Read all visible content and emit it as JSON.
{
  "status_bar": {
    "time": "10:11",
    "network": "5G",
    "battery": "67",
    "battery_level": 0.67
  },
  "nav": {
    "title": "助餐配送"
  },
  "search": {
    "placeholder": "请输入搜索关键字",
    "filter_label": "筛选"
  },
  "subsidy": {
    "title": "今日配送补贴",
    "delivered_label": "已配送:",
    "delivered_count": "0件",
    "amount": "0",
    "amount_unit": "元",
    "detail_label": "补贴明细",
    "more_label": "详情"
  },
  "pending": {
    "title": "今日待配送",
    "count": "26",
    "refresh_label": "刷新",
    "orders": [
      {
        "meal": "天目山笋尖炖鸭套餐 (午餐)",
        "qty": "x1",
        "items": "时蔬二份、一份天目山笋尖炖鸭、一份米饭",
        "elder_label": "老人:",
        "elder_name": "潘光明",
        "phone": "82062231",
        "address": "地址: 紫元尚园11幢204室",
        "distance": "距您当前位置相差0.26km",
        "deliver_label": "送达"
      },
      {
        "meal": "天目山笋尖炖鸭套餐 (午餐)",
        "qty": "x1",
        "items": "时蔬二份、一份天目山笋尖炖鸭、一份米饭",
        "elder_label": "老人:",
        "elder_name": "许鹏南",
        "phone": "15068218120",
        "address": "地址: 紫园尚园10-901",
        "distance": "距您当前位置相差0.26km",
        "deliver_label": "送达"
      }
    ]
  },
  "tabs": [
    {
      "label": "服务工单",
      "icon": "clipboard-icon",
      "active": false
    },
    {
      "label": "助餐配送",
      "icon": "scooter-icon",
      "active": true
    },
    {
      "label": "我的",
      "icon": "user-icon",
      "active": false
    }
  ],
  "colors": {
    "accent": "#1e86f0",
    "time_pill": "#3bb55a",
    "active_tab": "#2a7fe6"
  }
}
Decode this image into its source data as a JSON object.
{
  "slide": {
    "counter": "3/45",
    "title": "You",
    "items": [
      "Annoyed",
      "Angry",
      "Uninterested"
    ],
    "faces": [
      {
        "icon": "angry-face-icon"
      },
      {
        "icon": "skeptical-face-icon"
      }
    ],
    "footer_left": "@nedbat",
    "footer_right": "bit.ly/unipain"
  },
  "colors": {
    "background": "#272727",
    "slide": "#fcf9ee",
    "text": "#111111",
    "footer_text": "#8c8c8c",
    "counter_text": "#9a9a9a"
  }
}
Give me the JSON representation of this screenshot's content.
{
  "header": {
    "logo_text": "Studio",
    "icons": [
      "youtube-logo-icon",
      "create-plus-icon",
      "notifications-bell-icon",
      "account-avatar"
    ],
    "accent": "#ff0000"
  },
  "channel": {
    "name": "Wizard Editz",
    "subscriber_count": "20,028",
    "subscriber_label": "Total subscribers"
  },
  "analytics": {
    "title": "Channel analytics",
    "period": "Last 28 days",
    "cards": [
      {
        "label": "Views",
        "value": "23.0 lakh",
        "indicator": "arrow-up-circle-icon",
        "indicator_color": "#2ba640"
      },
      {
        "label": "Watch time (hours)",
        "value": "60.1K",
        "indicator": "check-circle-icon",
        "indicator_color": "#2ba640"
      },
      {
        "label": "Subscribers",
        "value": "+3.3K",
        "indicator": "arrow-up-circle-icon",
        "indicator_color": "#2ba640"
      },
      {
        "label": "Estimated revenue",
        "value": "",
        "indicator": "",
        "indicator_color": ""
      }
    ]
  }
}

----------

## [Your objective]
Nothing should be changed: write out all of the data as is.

## [Solution to the exercise]
Read all visible content and emit it as JSON.
{
  "status_bar": {
    "time": "10:11",
    "network": "5G",
    "battery": "67",
    "battery_level": 0.67
  },
  "nav": {
    "title": "助餐配送"
  },
  "search": {
    "placeholder": "请输入搜索关键字",
    "filter_label": "筛选"
  },
  "subsidy": {
    "title": "今日配送补贴",
    "delivered_label": "已配送:",
    "delivered_count": "0件",
    "amount": "0",
    "amount_unit": "元",
    "detail_label": "补贴明细",
    "more_label": "详情"
  },
  "pending": {
    "title": "今日待配送",
    "count": "26",
    "refresh_label": "刷新",
    "orders": [
      {
        "meal": "天目山笋尖炖鸭套餐 (午餐)",
        "qty": "x1",
        "items": "时蔬二份、一份天目山笋尖炖鸭、一份米饭",
        "elder_label": "老人:",
        "elder_name": "潘光明",
        "phone": "82062231",
        "address": "地址: 紫元尚园11幢204室",
        "distance": "距您当前位置相差0.26km",
        "deliver_label": "送达"
      },
      {
        "meal": "天目山笋尖炖鸭套餐 (午餐)",
        "qty": "x1",
        "items": "时蔬二份、一份天目山笋尖炖鸭、一份米饭",
        "elder_label": "老人:",
        "elder_name": "许鹏南",
        "phone": "15068218120",
        "address": "地址: 紫园尚园10-901",
        "distance": "距您当前位置相差0.26km",
        "deliver_label": "送达"
      }
    ]
  },
  "tabs": [
    {
      "label": "服务工单",
      "icon": "clipboard-icon",
      "active": false
    },
    {
      "label": "助餐配送",
      "icon": "scooter-icon",
      "active": true
    },
    {
      "label": "我的",
      "icon": "user-icon",
      "active": false
    }
  ],
  "colors": {
    "accent": "#1e86f0",
    "time_pill": "#3bb55a",
    "active_tab": "#2a7fe6"
  }
}
Decode this image into its source data as a JSON object.
{
  "slide": {
    "counter": "3/45",
    "title": "You",
    "items": [
      "Annoyed",
      "Angry",
      "Uninterested"
    ],
    "faces": [
      {
        "icon": "angry-face-icon"
      },
      {
        "icon": "skeptical-face-icon"
      }
    ],
    "footer_left": "@nedbat",
    "footer_right": "bit.ly/unipain"
  },
  "colors": {
    "background": "#272727",
    "slide": "#fcf9ee",
    "text": "#111111",
    "footer_text": "#8c8c8c",
    "counter_text": "#9a9a9a"
  }
}
Give me the JSON representation of this screenshot's content.
{
  "header": {
    "logo_text": "Studio",
    "icons": [
      "youtube-logo-icon",
      "create-plus-icon",
      "notifications-bell-icon",
      "account-avatar"
    ],
    "accent": "#ff0000"
  },
  "channel": {
    "name": "Wizard Editz",
    "subscriber_count": "20,028",
    "subscriber_label": "Total subscribers"
  },
  "analytics": {
    "title": "Channel analytics",
    "period": "Last 28 days",
    "cards": [
      {
        "label": "Views",
        "value": "23.0 lakh",
        "indicator": "arrow-up-circle-icon",
        "indicator_color": "#2ba640"
      },
      {
        "label": "Watch time (hours)",
        "value": "60.1K",
        "indicator": "check-circle-icon",
        "indicator_color": "#2ba640"
      },
      {
        "label": "Subscribers",
        "value": "+3.3K",
        "indicator": "arrow-up-circle-icon",
        "indicator_color": "#2ba640"
      },
      {
        "label": "Estimated revenue",
        "value": "",
        "indicator": "",
        "indicator_color": ""
      }
    ]
  }
}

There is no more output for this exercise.